Gauck becomes the first major international political figure to bow out of the games, and while Merkel has spoken against boycotting the Games on the athletes’ behalf, her presence there is as of now unconfirmed.
The Russian government almost immediately reacted to the slight. As the Associated Press reports, the head of the lower house of the Duma, Alexei Pushkov, tweeted condemning Gauck’s move as hypocrisy when “Gauck never condemned the killing of children and women in Pakistan and Afghanistan.”
Gauck’s boycott raises once again the question of whether boycotting the Olympics is the optimum way to raise awareness and condemn the abuses of the Russian government. In so doing, Gauck also places the ball in the court of every other world leader who claims to support human rights and who has been outspoken against the keeping of political prisoners and silencing of opposition in Russia.
Gauck is taking a stand against a regime guilty of a litany of violations. According to a 2012 report from the U.S. State Department, Vladimir Putin’s government faces, among other violations, “allegations of torture and excessive force by law enforcement officials; life-threatening prison conditions; interference in the judiciary and the right to a fair trial; abridgement of the right to privacy; restrictions on minority religions; widespread corruption; societal and official intimidation of civil society and labor activists; limitations on the rights of workers; trafficking in persons; attacks on migrants and select religious and ethnic minorities; and discrimination against and limitation of the rights of lesbian, gay,bisexual, and transgender (LGBT) persons.”
As a leader of a free Western nation, Gauck certainly must have felt the pressure to take a stand against these violations. He must also, as many leaders who have discussed the matter have noted, have taken into account the need to provide athletes with the opportunity to shine in the world’s greatest arena.
Having world leaders– and not athletic teams– boycott the Games comes closest to a win-win situation for human rights. Of those supporting the athletes’ right to participate in the Games, figure skater Johnny Weir has articulated the reasons against making the athletes step away from the competition the best: “People make their own futures, and should a government or sponsor steal that future… it is, as an athlete, the death and total demolition of a lifetime of work.” The only people hurt by a country refusing to send their athletes to compete are the athletes.

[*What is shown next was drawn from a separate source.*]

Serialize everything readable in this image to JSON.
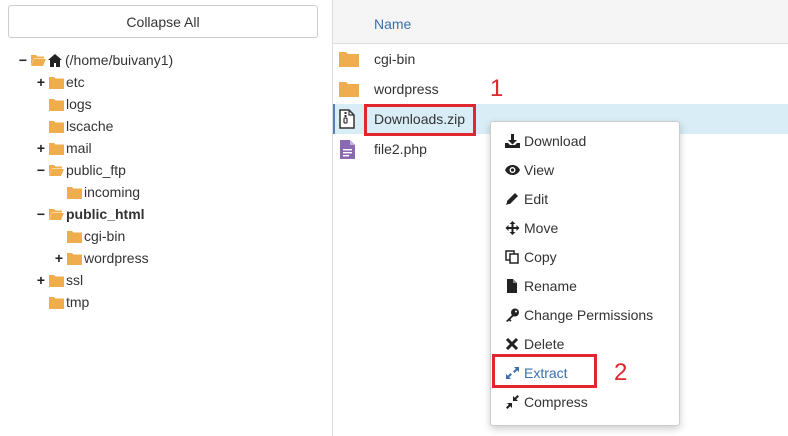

But their presence at the Olympics Games does not require that of their country’s leaders, the only truly political figures with a place at the table for the Olympics. Gauck’s absence in Sochi will not hurt the German Olympic team, but it will send the right message: Germany will not stand for Russia’s human rights abuses, and refuses to engage politically with a regime behaving illegitimately.
It also sends the message that Germany respects its athletes enough to not deny them a chance at global superstardom because of political abuses far out of their hands. Judging from Russia’s reaction, it stings just as much for them.